The film is actually based on reality; there was a real Zdzislaw Beksinski and he was a painter and photographer. But we don’t really know this until it’s too late. Until the whole story that was rolling under our eyes through funny yet unexpected events gets to a final point (it’s a 2h film) that

leaves me with no words to continue. Sorry. You’ll just have to see it for yourselves.

Transylvania International Film Festival (TIFF) 2017 is not surprising at all, not at all. I actually had high expectations and I’m always thrilled for the repertoire of the festival. Every. Single. Year. Without even knowing what it would look like, I have that feeling.

That feeling of living a surreal life through movies.

And on to the next one, so far, Polina (2016), a film that brings me back my all time girl crush, Juliette Binoche. God I love that woman. And I also love the theme of the movie – dance! This time, coming from Bolshoi and travelling all the way to France and Belgium, in search of the perfect way to express one’s body. And what could be more beautiful than watching improv and contemporary dance to ease your pain? If I close my eyes, I can imagine myself doing it.

Inferno (2014), on the other hand, is way closer to the reality of capitalism gone wrong. Both Slovenian director and writer work in theatre and the actors were, as well, theatre actors. What do you do in an impossible situation? How do you surrender, (mr. Eckhart Tolle) ? Awareness, consciousness or unconsciousness, extreme fear, despair, going from extreme suffering to (maybe) some kind of enlightenment? Unfortunately, this one story is everyone’s story. And I think our minds are not that open to accept and surrender to it. There were even people laughing during the movie. What twats! I wanted to say, but then I realised – this is the only way to respond, maybe. Or maybe not.

Well, at least Frantz (2016) was like a breath of fresh air.  Playing with colour and black and white to mark emotions and being in the moment was definitely the part I loved the most. Being grounded, falling in love and failing in love and the plot twist absolutely unbelievable. My intuition failed me this time (and it never does). This time, “it’s not what you think” worked too good.

That being said, I already missed a movie because the previous one was way longer than I expected, but it’s alright. There are 7 days left and a lot to see.

 

learning to fly

 

When I first fell in love with the Pink Floyd it was through Wish you were here. Highly curious and instantly attracted by the playful notes, in the adolescent era of rage and rejection (my top 3 were Metallica, Marilyn Manson and a Romanian indie band called OCS) the little song reached my softer side (I also liked folk) and I knew I wanted more.

The second time I fell in love with Pink Floyd was when I bought The dark side of the moon.

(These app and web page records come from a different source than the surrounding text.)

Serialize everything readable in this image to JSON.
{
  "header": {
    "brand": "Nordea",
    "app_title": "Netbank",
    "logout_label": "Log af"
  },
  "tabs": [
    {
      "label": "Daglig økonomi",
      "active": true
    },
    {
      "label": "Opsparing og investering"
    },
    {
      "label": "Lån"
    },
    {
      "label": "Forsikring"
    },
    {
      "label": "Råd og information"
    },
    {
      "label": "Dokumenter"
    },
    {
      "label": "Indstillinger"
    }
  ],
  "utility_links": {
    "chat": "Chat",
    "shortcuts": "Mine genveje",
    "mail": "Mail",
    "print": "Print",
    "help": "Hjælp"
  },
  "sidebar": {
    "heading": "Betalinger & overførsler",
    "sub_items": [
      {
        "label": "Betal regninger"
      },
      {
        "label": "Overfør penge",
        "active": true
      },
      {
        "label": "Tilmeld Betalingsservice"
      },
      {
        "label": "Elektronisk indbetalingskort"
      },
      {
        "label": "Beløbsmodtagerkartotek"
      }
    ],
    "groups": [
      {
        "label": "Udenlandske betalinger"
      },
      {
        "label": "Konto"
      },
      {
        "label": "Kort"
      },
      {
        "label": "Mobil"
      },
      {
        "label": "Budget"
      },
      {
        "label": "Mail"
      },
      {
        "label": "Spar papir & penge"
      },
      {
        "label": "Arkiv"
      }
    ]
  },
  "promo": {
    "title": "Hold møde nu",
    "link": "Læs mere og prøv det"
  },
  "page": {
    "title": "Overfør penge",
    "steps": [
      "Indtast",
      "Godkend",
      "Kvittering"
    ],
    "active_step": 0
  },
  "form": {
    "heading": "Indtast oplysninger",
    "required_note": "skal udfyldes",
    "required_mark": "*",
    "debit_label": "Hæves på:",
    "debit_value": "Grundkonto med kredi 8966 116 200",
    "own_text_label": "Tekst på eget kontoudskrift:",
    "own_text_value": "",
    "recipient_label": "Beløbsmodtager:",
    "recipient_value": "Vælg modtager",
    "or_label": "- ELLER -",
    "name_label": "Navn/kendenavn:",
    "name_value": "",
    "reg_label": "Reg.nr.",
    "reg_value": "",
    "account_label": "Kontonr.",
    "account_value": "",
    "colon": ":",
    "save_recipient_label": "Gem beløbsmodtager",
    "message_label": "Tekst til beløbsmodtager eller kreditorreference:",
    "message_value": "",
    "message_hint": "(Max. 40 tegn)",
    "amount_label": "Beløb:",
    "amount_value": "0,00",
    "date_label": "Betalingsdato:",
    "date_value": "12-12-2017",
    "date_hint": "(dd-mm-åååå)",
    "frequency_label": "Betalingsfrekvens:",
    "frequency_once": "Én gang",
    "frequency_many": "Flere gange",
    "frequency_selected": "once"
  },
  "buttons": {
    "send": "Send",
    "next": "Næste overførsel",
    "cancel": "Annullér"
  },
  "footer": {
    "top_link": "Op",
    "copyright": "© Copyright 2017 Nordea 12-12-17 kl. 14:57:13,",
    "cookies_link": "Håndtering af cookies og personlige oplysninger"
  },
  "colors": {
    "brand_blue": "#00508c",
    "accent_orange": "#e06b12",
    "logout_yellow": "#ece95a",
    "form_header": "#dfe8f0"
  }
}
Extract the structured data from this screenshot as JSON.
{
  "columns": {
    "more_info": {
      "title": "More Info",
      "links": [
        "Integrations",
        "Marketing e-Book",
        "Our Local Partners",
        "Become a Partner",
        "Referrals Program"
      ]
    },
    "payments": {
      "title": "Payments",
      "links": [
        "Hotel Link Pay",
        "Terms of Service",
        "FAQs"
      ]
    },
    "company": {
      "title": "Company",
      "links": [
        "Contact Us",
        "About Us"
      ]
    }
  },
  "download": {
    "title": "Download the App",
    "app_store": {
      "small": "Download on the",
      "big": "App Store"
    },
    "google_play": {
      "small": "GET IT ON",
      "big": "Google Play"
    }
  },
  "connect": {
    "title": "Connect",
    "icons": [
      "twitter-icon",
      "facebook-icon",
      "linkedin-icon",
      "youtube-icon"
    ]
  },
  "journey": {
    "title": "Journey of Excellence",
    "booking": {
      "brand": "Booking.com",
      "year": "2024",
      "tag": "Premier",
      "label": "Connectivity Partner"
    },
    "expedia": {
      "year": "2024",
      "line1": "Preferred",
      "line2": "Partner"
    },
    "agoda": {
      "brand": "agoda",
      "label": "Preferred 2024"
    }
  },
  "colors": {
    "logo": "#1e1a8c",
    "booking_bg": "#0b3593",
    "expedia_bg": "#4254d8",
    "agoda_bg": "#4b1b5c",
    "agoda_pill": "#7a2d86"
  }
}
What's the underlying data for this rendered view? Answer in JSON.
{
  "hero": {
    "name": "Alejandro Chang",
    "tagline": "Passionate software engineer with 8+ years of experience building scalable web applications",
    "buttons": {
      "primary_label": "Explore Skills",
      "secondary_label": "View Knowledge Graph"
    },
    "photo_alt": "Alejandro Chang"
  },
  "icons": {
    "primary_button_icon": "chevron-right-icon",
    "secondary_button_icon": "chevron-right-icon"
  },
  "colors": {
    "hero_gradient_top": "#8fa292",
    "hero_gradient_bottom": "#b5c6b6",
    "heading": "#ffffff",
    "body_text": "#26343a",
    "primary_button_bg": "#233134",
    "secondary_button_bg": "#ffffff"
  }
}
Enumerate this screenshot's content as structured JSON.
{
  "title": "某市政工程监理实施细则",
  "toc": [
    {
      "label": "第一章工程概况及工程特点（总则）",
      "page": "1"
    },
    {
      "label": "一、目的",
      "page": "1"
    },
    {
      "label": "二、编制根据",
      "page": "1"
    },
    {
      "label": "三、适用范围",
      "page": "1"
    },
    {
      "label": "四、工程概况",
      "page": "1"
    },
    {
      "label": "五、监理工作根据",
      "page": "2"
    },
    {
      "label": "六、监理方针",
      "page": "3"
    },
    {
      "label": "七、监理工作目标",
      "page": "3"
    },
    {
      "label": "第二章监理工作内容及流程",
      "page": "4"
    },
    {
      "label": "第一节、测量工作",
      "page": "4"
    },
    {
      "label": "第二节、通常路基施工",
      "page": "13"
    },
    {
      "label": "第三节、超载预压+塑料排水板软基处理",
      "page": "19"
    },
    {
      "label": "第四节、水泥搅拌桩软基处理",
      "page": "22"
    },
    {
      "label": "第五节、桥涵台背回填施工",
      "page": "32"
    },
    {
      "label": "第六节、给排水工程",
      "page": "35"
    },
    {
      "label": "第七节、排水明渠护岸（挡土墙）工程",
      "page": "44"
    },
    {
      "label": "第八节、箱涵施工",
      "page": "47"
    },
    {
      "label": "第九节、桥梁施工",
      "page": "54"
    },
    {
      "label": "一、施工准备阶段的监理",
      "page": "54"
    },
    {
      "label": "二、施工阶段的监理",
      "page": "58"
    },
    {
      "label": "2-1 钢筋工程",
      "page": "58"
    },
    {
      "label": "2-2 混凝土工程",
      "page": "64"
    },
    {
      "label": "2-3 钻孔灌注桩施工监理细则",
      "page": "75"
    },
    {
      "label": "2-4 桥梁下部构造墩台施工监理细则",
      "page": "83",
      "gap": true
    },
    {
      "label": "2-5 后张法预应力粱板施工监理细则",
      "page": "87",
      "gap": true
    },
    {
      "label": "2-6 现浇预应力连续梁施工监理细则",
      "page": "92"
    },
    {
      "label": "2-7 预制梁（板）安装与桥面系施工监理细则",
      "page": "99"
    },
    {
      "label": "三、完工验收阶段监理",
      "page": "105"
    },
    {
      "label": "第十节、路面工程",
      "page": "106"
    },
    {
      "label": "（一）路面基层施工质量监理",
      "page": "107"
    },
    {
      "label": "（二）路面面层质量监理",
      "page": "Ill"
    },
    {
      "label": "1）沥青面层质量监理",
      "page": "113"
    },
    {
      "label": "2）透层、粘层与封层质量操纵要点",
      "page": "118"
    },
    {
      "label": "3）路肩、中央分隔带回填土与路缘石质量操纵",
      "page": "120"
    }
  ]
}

I was 18.

Year after year their music, whether made by one or all of them, grew on me. Funny thing, it was never in my head, on my mind but let itself listened to when I most needed it.

Third time I fell in love with the Pink Floyd I was 21 and a half and just discovered the Division Bell. I found myself in a situation that suited perfectly every song of the album and I was obsessively playing it.

Eventually over time I got to discover all the other albums and singles and films and tours but now it’s all about Learning to fly. Today, 13 years later.

It was about damn time.

 

*photos taken at the Pink Floyd exhibition: Their mortal remains, @ Victoria&Albert Museum, London

*chapter 4, where I’m trying to go back

time flowed from the end to the beginning of life (Dictionary of the Khazars, M. Pavic)

garden

there are only the ghosts of spiders from that corner in our balcony, that corner where we used to listen to the town’s urban dogs and cats and where we smoked our evenings out before going to sleep.

There’s only the smell of the neighbourhood’s smokehouses and of our spoken, sometimes written words; the smell of paper.

The blackness of our garden and our silence, fear digging up the ground; the earth, our roots digging themselves up amongst bunches of poppy flowers and spring onions, fresh garlic waking up its leaves with a sound so strange (like a howling), this green werewolf.

Our roots, our insectariums, our herbarium – a systematically arranged collection of dried plants.

And then a song to deeply fall asleep.